‘When emotions run too high, you have no choice but to sing them’ – Savannah Pederson on F*ckboys the Musical
What do you do when the guy you’ve been dating turns out to be a total fuckboy? Cry? Eat your body weight in ice cream? Take a deep breath and focus on living your best life? All of the above?
If you’re Savannah Pederson, the answer is write an award-winning musical that celebrates female friendships and not settling for less than you deserve. The American triple-threat has brought her latest work Fuckboys the Musical to Australia for Melbourne Fringe. A one-act musical, Fuckboys features four very different women telling it like it is, and providing some handy tips and cautionary tales to help you navigate the hazardous modern dating world. Savannah kindly took a moment out of setting up for Fringe and exploring a new city to chat to Til Knowles about the power of musicals and strong female friendships.
What’s your definition of a fuckboy?
To me, a fuckboy is just the WORST kind of person. A guy who is so self-absorbed that he doesn’t care who he hurts in the process of making himself feel good. Fuckboys only fool around for the short-term and refuse to settle down. I could go on, but in essence, they’re just terrible.
Fuckboys came about because of your own experience with heart break. What’s one piece of advice you’d give to someone currently going through it?
You hear the old cliche that “time heals all wounds” but honestly, it rings true — at least in my case. Writing the show was a big help for me to process the thoughts and emotions I was feeling after the breakup, and it served as a really great outlet for me to just scream and cry and try to articulate these really painful emotions I was experiencing. Believe me, there were points where I didn’t think I’d ever bounce back from this guy who broke my heart, but over time, things have started to hurt less and less.
What led you to write this show as a musical?
There have been so many shows to hit Broadway that really nail Contemporary Musical Theatre. Shows like Dear Evan Hansen, Waitress, and Next to Normal are all shows that inspired me with their honest, emotional storytelling through their music, and it was something I wanted to capture with this show. The whole point of writing a musical versus a play is that, when emotions run too high, you have no choice but to sing them, rather than say them. I think having this show as a musical really adds some poignancy to the story and to the characters, and allows the actors to really dig deep, which in turn allows the audience to connect with them on a deeper level.
What’s your favourite musical and why?
Probably my all-time favorite musical is Next to Normal, which features beautiful, complex contemporary music surrounding a small cast and a powerful storyline. Sometimes when I need a good cry, I’ll look up videos of the show on YouTube and just sob. (Which is often. Come get it, fellas.)
What’s your least favourite romcom and why?
Honestly, I’m not a big fan of rom-coms! I often find the storyline is weak and cheesy and the dialogue is uninteresting. And they’re so predictable! I much prefer psychological thrillers or even sci-fi films.
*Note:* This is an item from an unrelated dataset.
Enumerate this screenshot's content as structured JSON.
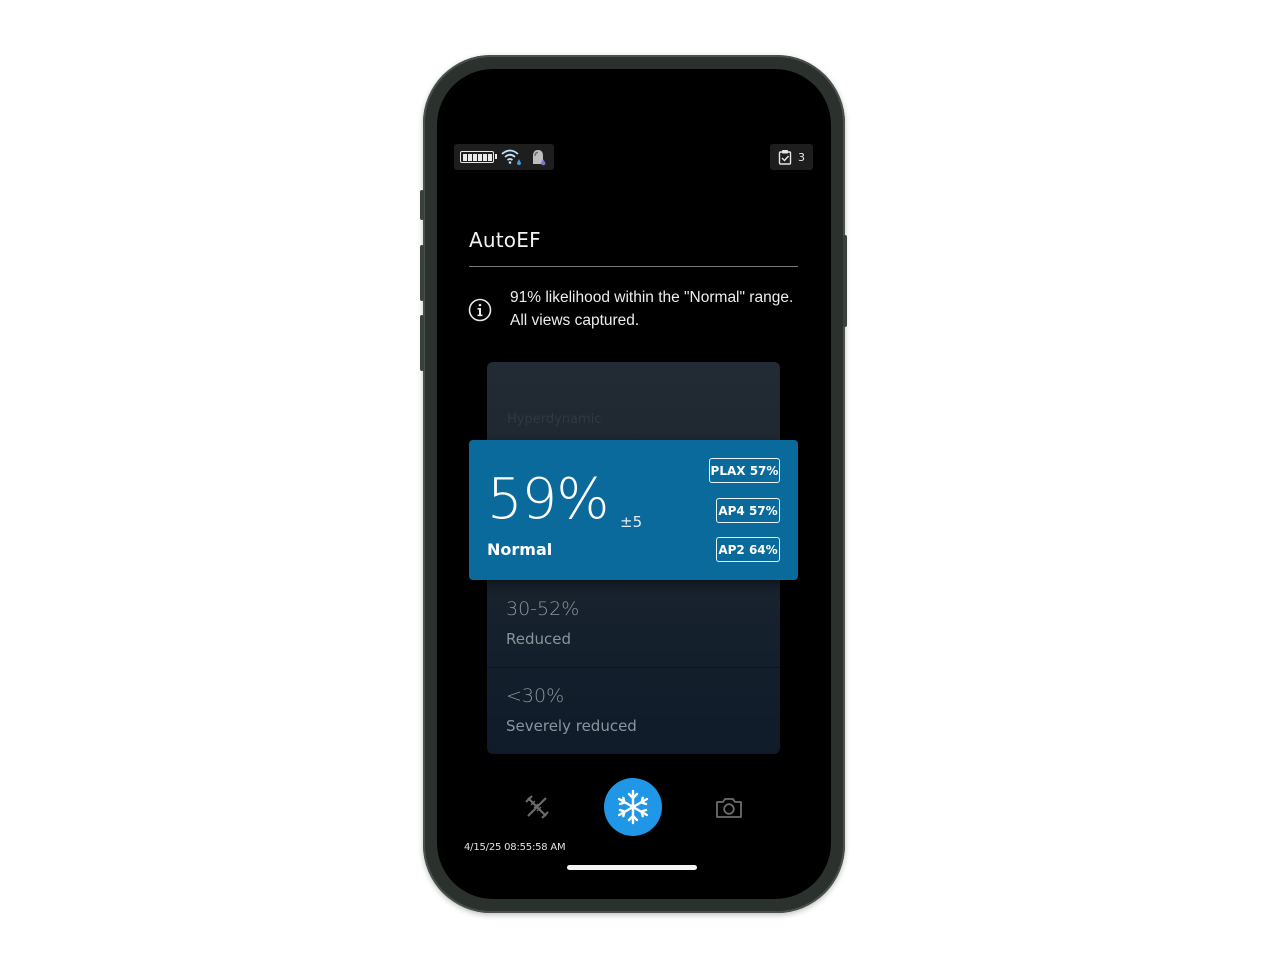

The show also focuses on female friendship. How have your relationships with women shaped your life? (A broad question I know!)
It is a broad question, but I love this question! Growing up, I was really lucky to surrounded by badass women who weren’t afraid to speak their minds, show up, and get the job DONE. Between my dance teacher, vocal instructor, my grandmother, and my mom, these women really helped shape me to adopt this “take-no-prisoners” attitude when it comes to my work. I’m not afraid to take no for an answer and I will work as hard as I can to achieve my dreams and aspirations.
What’s one thing you hope the men in your audience take away from the show?
The show is NOT meant to bash men in any way, shape, or form. It is really to celebrate women friendships, and just women in general. The four main characters in the show are so fantastically different from each other, but obviously they are all close friends, which is something I really wanted to showcase. It’s totally okay to be yourself, no matter how weird or outlandish or crazy, because the right people will stick by you through thick and thin. I’m very lucky that I’ve been able to surround myself with really amazing friends who encourage me to just be myself, and I hope that audiences can walk away with that same surge of confidence.
After an amazing, critically acclaimed run in the US, what drew you to Melbourne Fringe?
Honestly, Melbourne Fringe was just a happy accident that ended up working out perfectly and really becoming the trip of a lifetime! We knew we wanted to tour the show nationally and eventually internationally, and when this opportunity fell into our laps, we knew there was very little that could stop us from taking advantage of it. I am so thrilled to be here and just really excited for the opportunity to show Melbourne what we’ve got!
What are you most excited about seeing/doing during your time in Melbourne (other than performing in Fuckboys of course!)
We’ve all been really fascinated with the city! There is so much art and culture here and we’ve honestly really enjoyed riding the trams around, seeing something interesting, and getting out there and walking around to see what cool things we find! We’ve had a blast so far, and we can’t wait to perform and see the other shows in Fringe this year!
Fuckboys the Musical is on at the Fringe Hub: Lithuanian Club until 23 September 2018 as part of the Melbourne Fringe. Tickets are available from the Melbourne Fringe website.